SECAUCUS, NJ - JUNE 07: The draft board is seen prior to the start of the MLB First Year Player Draft on June 7, 2010 held in Studio 42 at the MLB Network in Secaucus, New Jersey. (Photo by Mike Stobe/Getty Images)
How did the Pirates wind up with the player most experts thought would go first overall?
The 2012 MLB Draft was supposed to begin with the Houston Astros selecting Stanford pitcher Mark Appel. At least that's how most mock drafts imagined it. Appel at No. 1, Byron Buxton at No. 2, and then the uncertainty would begin.
This year, though, the uncertainty started immediately, and the public face of it was MLB.com draft guru Jonathan Mayo, who spent most of the Day 1 draft broadcast looking flustered and mumbling about how he hadn't gotten that last pick right, but sure, he'd try again on the next one.
Poor guy. Nobody saw this coming. The Astros passed on Appel, taking Puerto Rican high school shortstop Carlos Correa instead. The Twins and Mariners, unperturbed, took the position players they were expected to take. Several other teams then passed on Appel, either because they legitimately thought picks like Kevin Gausman and Kyle Zimmer were better or because they were worried about whether they'd be able to sign Appel. And that allowed Appel to fall all the way to No. 8, where Neal Huntington and the Pirates snatched him up.

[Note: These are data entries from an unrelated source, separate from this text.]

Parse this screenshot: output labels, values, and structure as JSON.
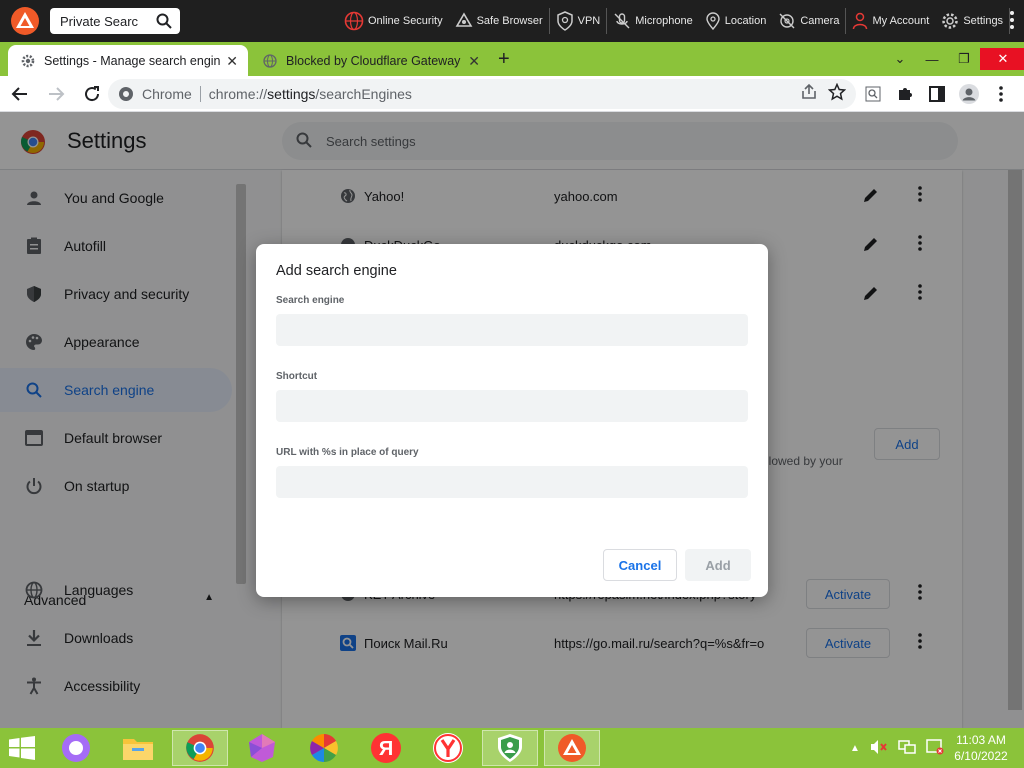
{
  "security_bar": {
    "search_value": "Private Searc",
    "items": [
      {
        "label": "Online Security",
        "icon": "globe-shield-icon"
      },
      {
        "label": "Safe Browser",
        "icon": "safe-browser-icon"
      },
      {
        "label": "VPN",
        "icon": "vpn-shield-icon"
      },
      {
        "label": "Microphone",
        "icon": "microphone-off-icon"
      },
      {
        "label": "Location",
        "icon": "location-pin-icon"
      },
      {
        "label": "Camera",
        "icon": "camera-off-icon"
      },
      {
        "label": "My Account",
        "icon": "user-icon"
      },
      {
        "label": "Settings",
        "icon": "gear-icon"
      }
    ]
  },
  "tabs": [
    {
      "title": "Settings - Manage search engine",
      "active": true
    },
    {
      "title": "Blocked by Cloudflare Gateway",
      "active": false
    }
  ],
  "omnibox": {
    "site_label": "Chrome",
    "url_prefix": "chrome://",
    "url_host": "settings",
    "url_path": "/searchEngines"
  },
  "settings": {
    "title": "Settings",
    "search_placeholder": "Search settings",
    "sidebar": [
      {
        "label": "You and Google",
        "icon": "person-icon"
      },
      {
        "label": "Autofill",
        "icon": "clipboard-icon"
      },
      {
        "label": "Privacy and security",
        "icon": "shield-icon"
      },
      {
        "label": "Appearance",
        "icon": "palette-icon"
      },
      {
        "label": "Search engine",
        "icon": "search-icon",
        "selected": true
      },
      {
        "label": "Default browser",
        "icon": "browser-window-icon"
      },
      {
        "label": "On startup",
        "icon": "power-icon"
      }
    ],
    "advanced_label": "Advanced",
    "advanced_items": [
      {
        "label": "Languages",
        "icon": "globe-icon"
      },
      {
        "label": "Downloads",
        "icon": "download-icon"
      },
      {
        "label": "Accessibility",
        "icon": "accessibility-icon"
      }
    ],
    "engines": [
      {
        "name": "Yahoo!",
        "url": "yahoo.com"
      },
      {
        "name": "DuckDuckGo",
        "url": "duckduckgo.com"
      }
    ],
    "card_add_label": "Add",
    "card_note": "llowed by your",
    "inactive_engines": [
      {
        "name": "KET Archive",
        "url": "https://repasim.net/index.php?story",
        "action": "Activate"
      },
      {
        "name": "Поиск Mail.Ru",
        "url": "https://go.mail.ru/search?q=%s&fr=o",
        "action": "Activate"
      }
    ]
  },
  "dialog": {
    "title": "Add search engine",
    "fields": [
      {
        "label": "Search engine",
        "value": ""
      },
      {
        "label": "Shortcut",
        "value": ""
      },
      {
        "label": "URL with %s in place of query",
        "value": ""
      }
    ],
    "cancel_label": "Cancel",
    "add_label": "Add"
  },
  "taskbar": {
    "time": "11:03 AM",
    "date": "6/10/2022"
  }
}
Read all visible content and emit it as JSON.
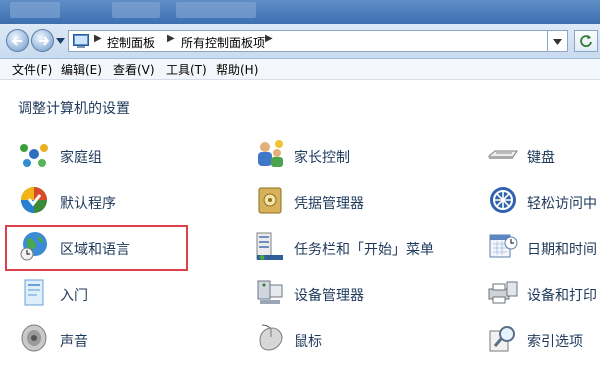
{
  "colors": {
    "highlight": "#e0404a",
    "link_text": "#1e395b"
  },
  "breadcrumb": {
    "root_icon": "control-panel-icon",
    "items": [
      "控制面板",
      "所有控制面板项"
    ]
  },
  "menu": [
    "文件(F)",
    "编辑(E)",
    "查看(V)",
    "工具(T)",
    "帮助(H)"
  ],
  "main": {
    "title": "调整计算机的设置",
    "items": [
      {
        "label": "家庭组",
        "icon": "homegroup-icon"
      },
      {
        "label": "家长控制",
        "icon": "parental-controls-icon"
      },
      {
        "label": "键盘",
        "icon": "keyboard-icon"
      },
      {
        "label": "默认程序",
        "icon": "default-programs-icon"
      },
      {
        "label": "凭据管理器",
        "icon": "credential-manager-icon"
      },
      {
        "label": "轻松访问中",
        "icon": "ease-of-access-icon"
      },
      {
        "label": "区域和语言",
        "icon": "region-language-icon"
      },
      {
        "label": "任务栏和「开始」菜单",
        "icon": "taskbar-start-menu-icon"
      },
      {
        "label": "日期和时间",
        "icon": "date-time-icon"
      },
      {
        "label": "入门",
        "icon": "getting-started-icon"
      },
      {
        "label": "设备管理器",
        "icon": "device-manager-icon"
      },
      {
        "label": "设备和打印",
        "icon": "devices-printers-icon"
      },
      {
        "label": "声音",
        "icon": "sound-icon"
      },
      {
        "label": "鼠标",
        "icon": "mouse-icon"
      },
      {
        "label": "索引选项",
        "icon": "indexing-options-icon"
      }
    ]
  }
}
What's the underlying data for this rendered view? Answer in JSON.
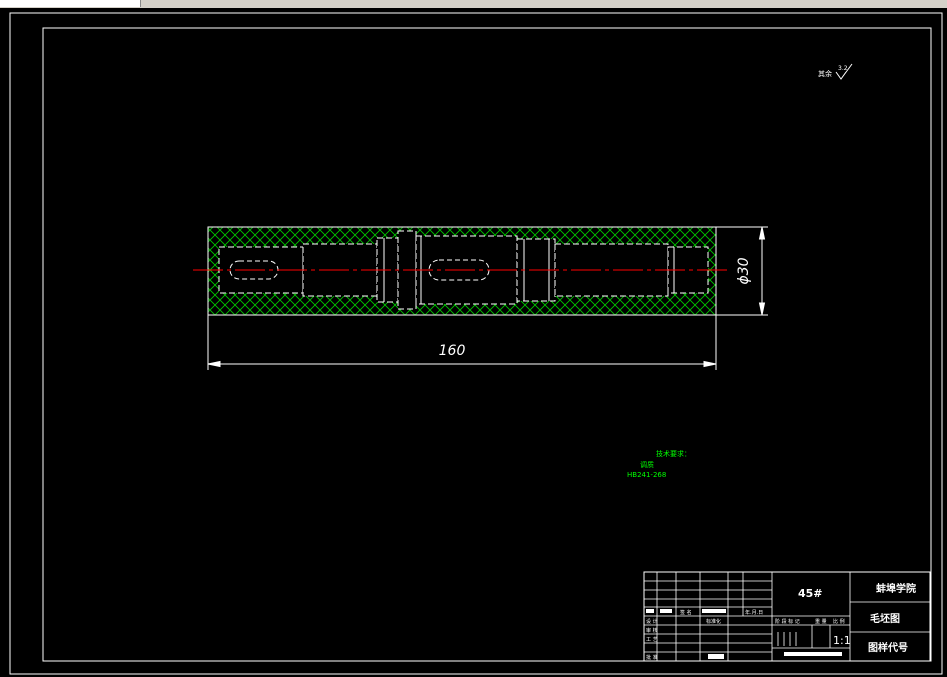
{
  "drawing": {
    "dimension_length": "160",
    "dimension_diameter": "ϕ30",
    "surface_note_label": "其余",
    "surface_note_value": "3.2",
    "tech_requirements": {
      "heading": "技术要求：",
      "line1": "调质",
      "line2": "HB241-268"
    }
  },
  "title_block": {
    "material": "45#",
    "school": "蚌埠学院",
    "drawing_name": "毛坯图",
    "drawing_code_label": "图样代号",
    "scale": "1:1",
    "row_design": "设 计",
    "row_check": "审 核",
    "row_process": "工 艺",
    "row_approve": "批 准",
    "standardize": "标准化",
    "stage_header": "阶 段 标 记",
    "weight_header": "重 量",
    "scale_header": "比 例",
    "sign": "签 名",
    "date": "年.月.日"
  },
  "colors": {
    "background": "#000000",
    "line": "#ffffff",
    "hatch": "#00c400",
    "centerline": "#ff0000",
    "annotation": "#00ff00"
  }
}
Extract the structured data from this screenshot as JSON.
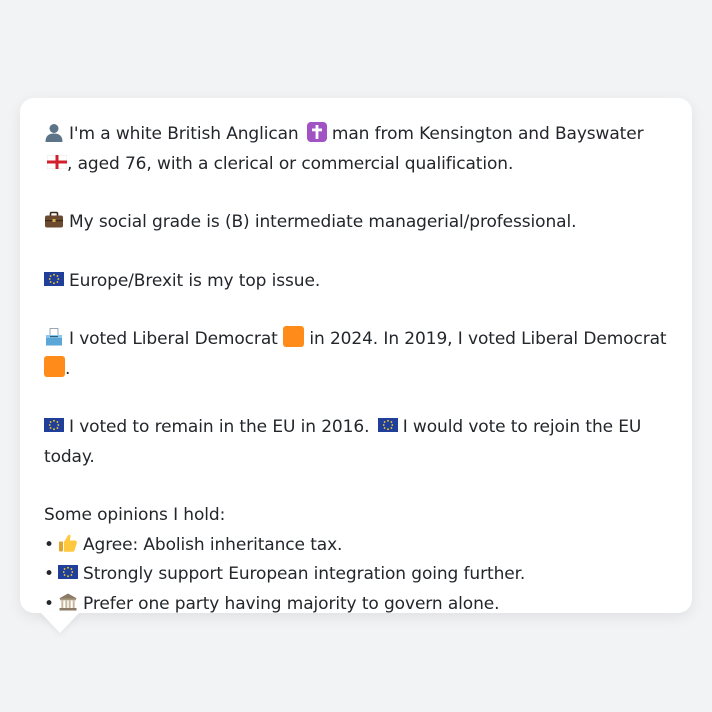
{
  "persona": {
    "identity": {
      "pre": "I'm a white British Anglican",
      "mid": "man from Kensington and Bayswater",
      "post": ", aged 76, with a clerical or commercial qualification."
    },
    "social_grade": "My social grade is (B) intermediate managerial/professional.",
    "top_issue": "Europe/Brexit is my top issue.",
    "votes": {
      "pre": "I voted Liberal Democrat",
      "mid": "in 2024. In 2019, I voted Liberal Democrat",
      "post": "."
    },
    "eu": {
      "first": "I voted to remain in the EU in 2016.",
      "second": "I would vote to rejoin the EU today."
    },
    "opinions_heading": "Some opinions I hold:",
    "opinions": [
      {
        "bullet": "•",
        "icon": "thumbs-up-icon",
        "text": "Agree: Abolish inheritance tax."
      },
      {
        "bullet": "•",
        "icon": "eu-flag-icon",
        "text": "Strongly support European integration going further."
      },
      {
        "bullet": "•",
        "icon": "government-building-icon",
        "text": "Prefer one party having majority to govern alone."
      }
    ]
  },
  "colors": {
    "background": "#f2f3f5",
    "card": "#ffffff",
    "text": "#23262b",
    "libdem_orange": "#ff8c1a",
    "eu_blue": "#1f3f9a",
    "eu_star": "#ffd21f"
  }
}
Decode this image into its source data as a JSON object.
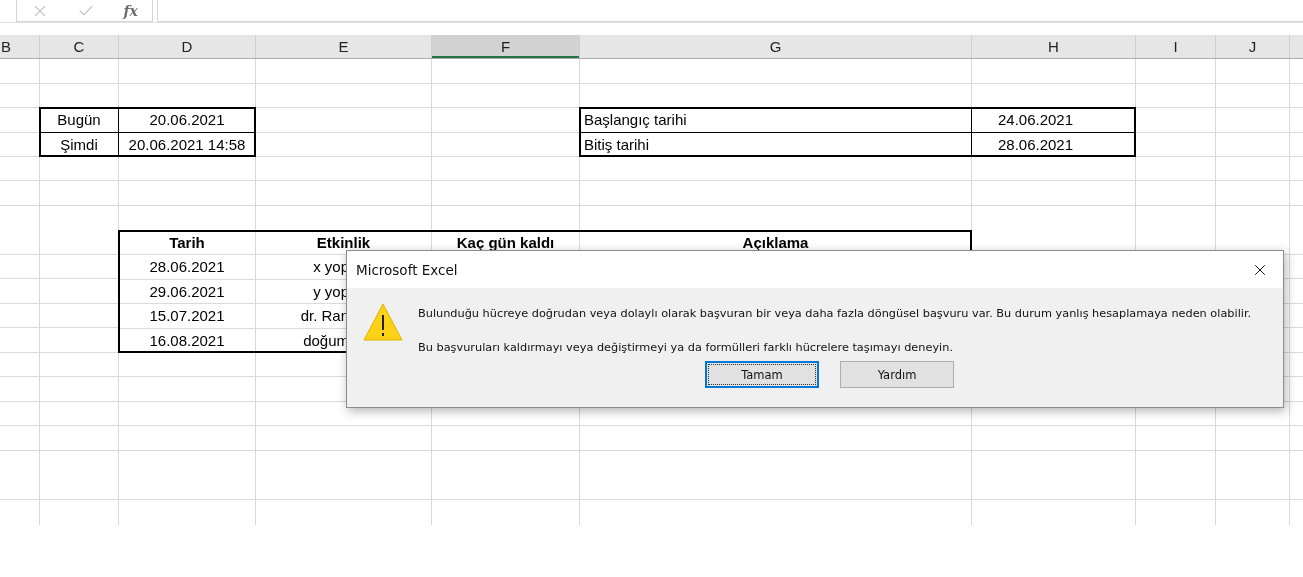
{
  "formula_bar": {
    "function_label": "fx"
  },
  "column_headers": [
    {
      "label": "B",
      "selected": false
    },
    {
      "label": "C",
      "selected": false
    },
    {
      "label": "D",
      "selected": false
    },
    {
      "label": "E",
      "selected": false
    },
    {
      "label": "F",
      "selected": true
    },
    {
      "label": "G",
      "selected": false
    },
    {
      "label": "H",
      "selected": false
    },
    {
      "label": "I",
      "selected": false
    },
    {
      "label": "J",
      "selected": false
    }
  ],
  "today_block": [
    {
      "label": "Bugün",
      "value": "20.06.2021"
    },
    {
      "label": "Şimdi",
      "value": "20.06.2021 14:58"
    }
  ],
  "date_range": [
    {
      "label": "Başlangıç tarihi",
      "value": "24.06.2021"
    },
    {
      "label": "Bitiş tarihi",
      "value": "28.06.2021"
    }
  ],
  "events_table": {
    "columns": [
      "Tarih",
      "Etkinlik",
      "Kaç gün kaldı",
      "Açıklama"
    ],
    "rows": [
      {
        "date": "28.06.2021",
        "event": "x yop"
      },
      {
        "date": "29.06.2021",
        "event": "y yop"
      },
      {
        "date": "15.07.2021",
        "event": "dr. Ran"
      },
      {
        "date": "16.08.2021",
        "event": "doğum"
      }
    ]
  },
  "dialog": {
    "title": "Microsoft Excel",
    "messages": [
      "Bulunduğu hücreye doğrudan veya dolaylı olarak başvuran bir veya daha fazla döngüsel başvuru var. Bu durum yanlış hesaplamaya neden olabilir.",
      "Bu başvuruları kaldırmayı veya değiştirmeyi ya da formülleri farklı hücrelere taşımayı deneyin."
    ],
    "buttons": [
      {
        "label": "Tamam",
        "focused": true
      },
      {
        "label": "Yardım",
        "focused": false
      }
    ]
  }
}
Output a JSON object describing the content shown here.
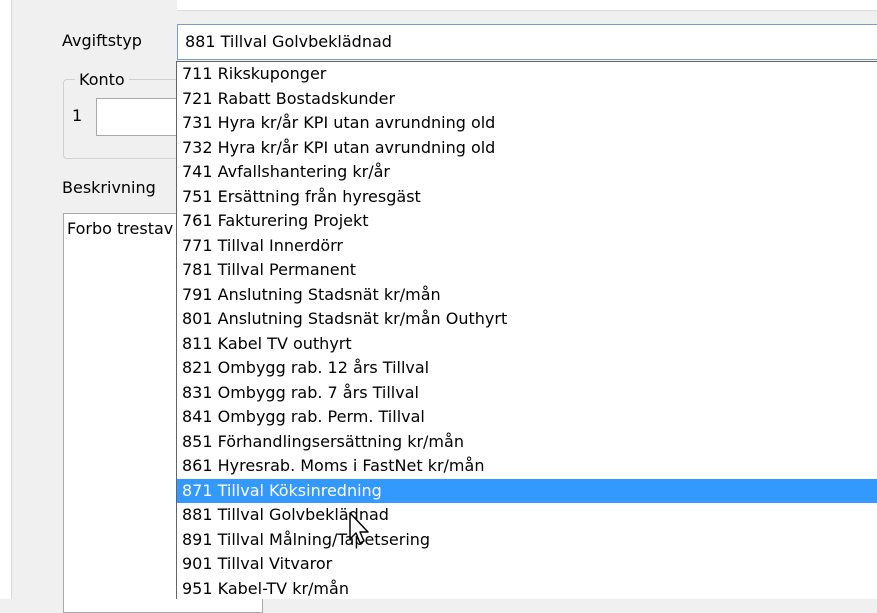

It was a perfect Neal Huntington pick. I'm not much of a fan of Huntington's anymore, but I love his fearlessness when it comes to big decisions like this. Make the bold move, and let the chips fall where they may.
Most of the pre-draft chatter focused on the possibility that the Pirates would take Arizona State shortstop Deven Marrero, a slick fielder but probably a light hitter. The selection of Appel was ... well, pretty much the opposite of that. Marrero probably would have been relatively easy to sign, but would have been unlikely to become a star. Appel has ace potential, but it's unclear if the Pirates can even sign him.
About that, though: much will be made of the fact that Appel's advisor is Scott Boras, and of the snippy statement Appel made after the draft. These things matter less than you think. Due to changes in baseball's Collective Bargaining Agreement, the Pirates' No. 8 pick has a recommended slot value of $2.9 million. The Pirates might be able to offer Appel a hair more than that, but they can very reasonably say that they can't offer that much more.
Appel will then have to decide if he wants to take a bonus of around $3 million, or head back to Stanford for a senior season. If he goes back to school, he'll have to keep in mind that several of baseball's worst teams this year -- the ones most likely to pick early in the 2013 Draft -- are the same ones who just passed on him. Also, as a college senior in 2013, he'll have very little leverage, and he'll have to contend with the same CBA restrictions as this year.
And if he does decide to go back to school, the Pirates will take a short-term hit in the media, but for the most part, they'll just shrug their shoulders and move on. If Appel doesn't sign, the Pirates will get the No. 9 pick in next year's draft (in addition to the first-round pick they'll already have). This year's draft class was supposed to be a relatively weak one, and there's every reason to think that next year's class will be better.
All this means that the Pirates will have lots of leverage in negotiations, and Boras will have very little. If any team passed on Appel because they didn't think he was signable, they shot themselves in the foot. Picking Appel at No. 8 had very little tactical downside for the Pirates.
So what did the Pirates actually get? There's been some criticism of Appel over at Bucs Dugout -- he isn't deceptive enough, his command sometimes is lacking, and he posted statistics at Stanford that were merely good, rather than great.
I think we can probably worry about these things another day. Before the draft, Appel was widely regarded as one of its very best prospects, and the Pirates got him at No. 8. He works in the mid-90s with his fastball, and he has a very good slider and the makings of a good changeup. He has a big pitcher's body and good mechanics. He's won comparisons to Justin Verlander. He also should be able to fly through the minors once he signs.
If he does, he'll join with Jameson Taillon and Gerrit Cole to form one of the best trios of pitching prospects of any organization. (They'd better be good, since the Pirates spent their last three first-round picks on these guys.) Appel probably isn't quite on the same level as Taillon and Cole right now, at least not right away, but he's a good one.
So many mock drafts had the Pirates making depressing picks like Marrero, Chris Stratton or David Dahl. Those are good prospects, to be sure, but they weren't worthy of the No. 8 overall pick. Appel is. And in a way, the only surprise is that he fell to the Pirates, not that they picked him. Neal Huntington loves making splashes like this one, and I look forward to him getting Appel under contract.
For more on the Pirates, check out Bucs Dugout.